Endogenous factors - Atopy
Atopy is an inherited predisposition which causes a tendency to suffer from one or more of the following “atopic diseases”: allergic asthma, allergic rhino-conjunctivitis and atopic dermatitis. The diagnosis of “atopy” is not based on one single distinctive clinical feature or laboratory test, but rather results from a combination of patient and family history and clinical findings. These features include:
- Family and patient history with regard to eczema, allergic rhinitis and allergic asthma
- Patient history with regard to milk crust, sweat-induced pruritus, intolerance of certain cloth fabrics or metals, photophobia
- Present or past clinical findings such as xerosis cutis, ear fissures/ eczema, dyshidrosis or dyshidrotic hand eczema, pityriasis alba, atopic winter feet, nipple eczema, angular cheilitis
- Atopic stigmata such as palmar hyperlinearity, Hertoghe’s sign, “dirty neck”, keratosis pilaris
- White dermographism, acrocyanosis
- Laboratory tests such as total IgE, phadiatop
As mentioned above, atopy may lead to the eczematous disease “atopic dermatitis”. It may also facilitate the development of irritant contact dermatitis.
Genetics of atopic dermatitis

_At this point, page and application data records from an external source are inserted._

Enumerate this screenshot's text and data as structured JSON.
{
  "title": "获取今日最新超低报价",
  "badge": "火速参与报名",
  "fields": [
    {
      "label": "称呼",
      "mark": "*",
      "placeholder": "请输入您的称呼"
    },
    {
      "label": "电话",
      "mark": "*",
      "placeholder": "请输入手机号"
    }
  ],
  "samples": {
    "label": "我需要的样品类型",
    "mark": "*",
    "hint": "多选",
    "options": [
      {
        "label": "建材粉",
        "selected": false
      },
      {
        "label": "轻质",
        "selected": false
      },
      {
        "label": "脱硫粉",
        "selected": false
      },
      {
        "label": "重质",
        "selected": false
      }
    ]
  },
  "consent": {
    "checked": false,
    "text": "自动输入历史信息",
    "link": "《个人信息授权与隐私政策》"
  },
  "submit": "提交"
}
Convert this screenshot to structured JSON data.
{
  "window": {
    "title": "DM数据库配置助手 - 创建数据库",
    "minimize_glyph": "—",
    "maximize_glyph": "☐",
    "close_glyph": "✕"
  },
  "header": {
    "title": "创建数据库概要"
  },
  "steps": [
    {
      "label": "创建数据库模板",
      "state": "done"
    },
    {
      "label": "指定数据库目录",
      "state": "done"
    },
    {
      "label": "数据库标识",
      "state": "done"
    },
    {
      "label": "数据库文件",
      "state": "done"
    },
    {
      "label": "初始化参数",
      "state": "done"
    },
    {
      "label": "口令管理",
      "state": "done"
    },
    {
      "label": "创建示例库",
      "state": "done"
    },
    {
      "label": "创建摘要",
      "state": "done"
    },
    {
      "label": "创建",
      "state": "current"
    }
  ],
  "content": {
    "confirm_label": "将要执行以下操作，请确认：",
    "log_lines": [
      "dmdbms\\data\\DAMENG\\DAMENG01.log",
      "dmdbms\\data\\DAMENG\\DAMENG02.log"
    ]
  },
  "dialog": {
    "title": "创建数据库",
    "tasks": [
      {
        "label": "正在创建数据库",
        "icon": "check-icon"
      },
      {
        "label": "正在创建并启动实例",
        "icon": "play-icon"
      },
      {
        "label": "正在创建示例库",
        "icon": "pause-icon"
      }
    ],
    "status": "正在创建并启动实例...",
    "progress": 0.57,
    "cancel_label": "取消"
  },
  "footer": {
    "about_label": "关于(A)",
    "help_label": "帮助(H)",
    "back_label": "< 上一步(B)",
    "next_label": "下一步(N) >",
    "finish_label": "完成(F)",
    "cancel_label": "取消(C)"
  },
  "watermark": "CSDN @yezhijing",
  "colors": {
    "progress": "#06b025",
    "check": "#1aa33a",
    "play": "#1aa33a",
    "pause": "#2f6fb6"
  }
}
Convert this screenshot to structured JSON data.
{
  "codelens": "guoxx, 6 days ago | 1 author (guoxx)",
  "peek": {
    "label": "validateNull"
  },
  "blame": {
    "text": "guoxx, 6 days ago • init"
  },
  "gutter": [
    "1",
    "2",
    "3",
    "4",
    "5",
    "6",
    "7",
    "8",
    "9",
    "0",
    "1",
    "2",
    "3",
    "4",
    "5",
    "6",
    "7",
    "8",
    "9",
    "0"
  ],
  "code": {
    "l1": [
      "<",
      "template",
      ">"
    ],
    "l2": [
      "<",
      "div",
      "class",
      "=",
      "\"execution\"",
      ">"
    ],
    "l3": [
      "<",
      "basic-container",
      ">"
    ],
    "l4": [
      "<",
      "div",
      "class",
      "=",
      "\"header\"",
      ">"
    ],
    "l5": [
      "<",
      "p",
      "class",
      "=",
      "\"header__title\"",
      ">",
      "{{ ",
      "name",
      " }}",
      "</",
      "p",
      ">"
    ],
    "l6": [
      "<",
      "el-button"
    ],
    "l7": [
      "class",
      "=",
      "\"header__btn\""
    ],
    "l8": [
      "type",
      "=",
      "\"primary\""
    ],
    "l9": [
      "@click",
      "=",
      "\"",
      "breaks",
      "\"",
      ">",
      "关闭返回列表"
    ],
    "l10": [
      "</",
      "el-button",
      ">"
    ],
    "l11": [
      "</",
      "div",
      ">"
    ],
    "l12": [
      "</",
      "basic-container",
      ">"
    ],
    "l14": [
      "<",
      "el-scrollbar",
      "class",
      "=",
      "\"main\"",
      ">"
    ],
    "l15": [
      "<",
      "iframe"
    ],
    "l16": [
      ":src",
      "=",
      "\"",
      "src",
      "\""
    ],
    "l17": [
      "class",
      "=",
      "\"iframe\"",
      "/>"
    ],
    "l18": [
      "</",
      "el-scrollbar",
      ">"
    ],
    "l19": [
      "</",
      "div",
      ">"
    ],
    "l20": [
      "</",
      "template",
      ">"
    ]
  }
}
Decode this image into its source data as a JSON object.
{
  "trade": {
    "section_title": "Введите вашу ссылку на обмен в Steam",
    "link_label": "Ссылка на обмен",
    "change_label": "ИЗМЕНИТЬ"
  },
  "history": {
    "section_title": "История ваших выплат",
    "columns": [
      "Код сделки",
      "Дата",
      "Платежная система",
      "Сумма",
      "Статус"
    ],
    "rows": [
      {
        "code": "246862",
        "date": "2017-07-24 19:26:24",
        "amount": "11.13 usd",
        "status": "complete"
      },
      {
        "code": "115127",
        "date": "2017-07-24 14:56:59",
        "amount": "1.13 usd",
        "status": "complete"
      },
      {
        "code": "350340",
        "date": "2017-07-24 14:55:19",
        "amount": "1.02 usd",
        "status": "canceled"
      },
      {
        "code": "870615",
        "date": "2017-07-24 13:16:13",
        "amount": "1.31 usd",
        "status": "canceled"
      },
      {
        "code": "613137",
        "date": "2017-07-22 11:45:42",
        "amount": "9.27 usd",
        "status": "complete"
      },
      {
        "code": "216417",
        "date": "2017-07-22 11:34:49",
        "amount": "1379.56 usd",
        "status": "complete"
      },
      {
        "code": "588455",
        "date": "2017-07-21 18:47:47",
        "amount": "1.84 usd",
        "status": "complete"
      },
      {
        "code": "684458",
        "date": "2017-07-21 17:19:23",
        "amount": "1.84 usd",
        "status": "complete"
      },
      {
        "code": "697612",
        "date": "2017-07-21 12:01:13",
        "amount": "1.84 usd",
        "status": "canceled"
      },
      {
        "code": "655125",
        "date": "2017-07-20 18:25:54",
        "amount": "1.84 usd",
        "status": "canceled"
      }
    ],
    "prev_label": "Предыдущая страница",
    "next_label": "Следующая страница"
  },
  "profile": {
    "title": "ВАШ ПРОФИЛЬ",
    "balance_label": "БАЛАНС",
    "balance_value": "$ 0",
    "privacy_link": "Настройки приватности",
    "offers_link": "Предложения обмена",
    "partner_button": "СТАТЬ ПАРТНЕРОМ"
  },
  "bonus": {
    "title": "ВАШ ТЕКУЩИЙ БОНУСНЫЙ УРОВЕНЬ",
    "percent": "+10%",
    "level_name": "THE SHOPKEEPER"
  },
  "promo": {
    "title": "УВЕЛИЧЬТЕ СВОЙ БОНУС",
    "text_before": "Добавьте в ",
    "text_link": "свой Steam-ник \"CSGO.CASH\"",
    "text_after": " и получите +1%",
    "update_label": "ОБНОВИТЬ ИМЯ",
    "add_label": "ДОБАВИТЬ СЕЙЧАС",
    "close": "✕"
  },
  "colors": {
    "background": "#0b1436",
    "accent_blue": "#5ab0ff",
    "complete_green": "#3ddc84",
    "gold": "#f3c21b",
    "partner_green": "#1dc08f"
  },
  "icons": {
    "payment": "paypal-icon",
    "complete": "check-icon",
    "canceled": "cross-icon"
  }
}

The risk for AD is doubled in children whose father or mother have a history of atopy and it is more than 50% if both parents have at least one atopic disease. Interestingly AD is rather associated with maternal than paternal atopy. Several genes are suspected to be linked to AD such as 5q31-33 with a cluster of cytokine genes.
Immunology of atopic dermatitis
The best funded explanation for the increase of AD is the so called “hygiene hypothesis”, which assumes that atopic diseases are prevented by infections in early childhood contracted e.g. through contact with other siblings or playing outside. This theory is supported by the already known potential risk factors for AD like small family size, increased income and use of antibiotics or migration to urban environments. Also immunological findings sustain the “hygiene hypothesis“. Allergic responses are pushed by the T helper-cell type (TH) 2 immune response. On the other hand infections are induced by TH 1 immune responses. TH 1 responses antagonise the development of TH 2 cells. This could be the explanation why a decreased number of infections during early childhood could boost the TH 2 allergic responses.
Triggering factors of atopic dermatitis
Although the predisposition for atopic dermatitis is genetically determined, several trigger factors may influence the outbreak of skin changes. These trigger factors include:
- Respiratory allergy. In affected individuals, respiratory allergy to house dust mites, pollen and animal epithelia may cause an outbreak or worsening of skin changes if they come into contact with the allergen
- Food allergies. Food allergy is more frequent in infants and children with atopic dermatitis. In affected individuals, common allergens such as cow milk, eggs, fish, soy or peanuts may cause an outbreak or worsening of skin changes if they come into contact with the allergen.
- Microbial agents. Staphylococcus aureus colonises more than 90% of AD skin lesions. Proteins of Staphylococcus aureus may function as foreign antigens, their exotoxins operating as superantigens and thus exacerbate AD.
- Dry skin induced e.g. by long bathing, cold dry climate, insufficient use of emollients may lead to exacerbation of eczema.
- Itching and subsequent scratching
- Sweating induced by e.g. impermeable clothing, hot work places or stress may lead to worsening of skin changes.
- Chemical/physical irritants like smoking or clothes also may lead to exacerbations.
- Psychological stress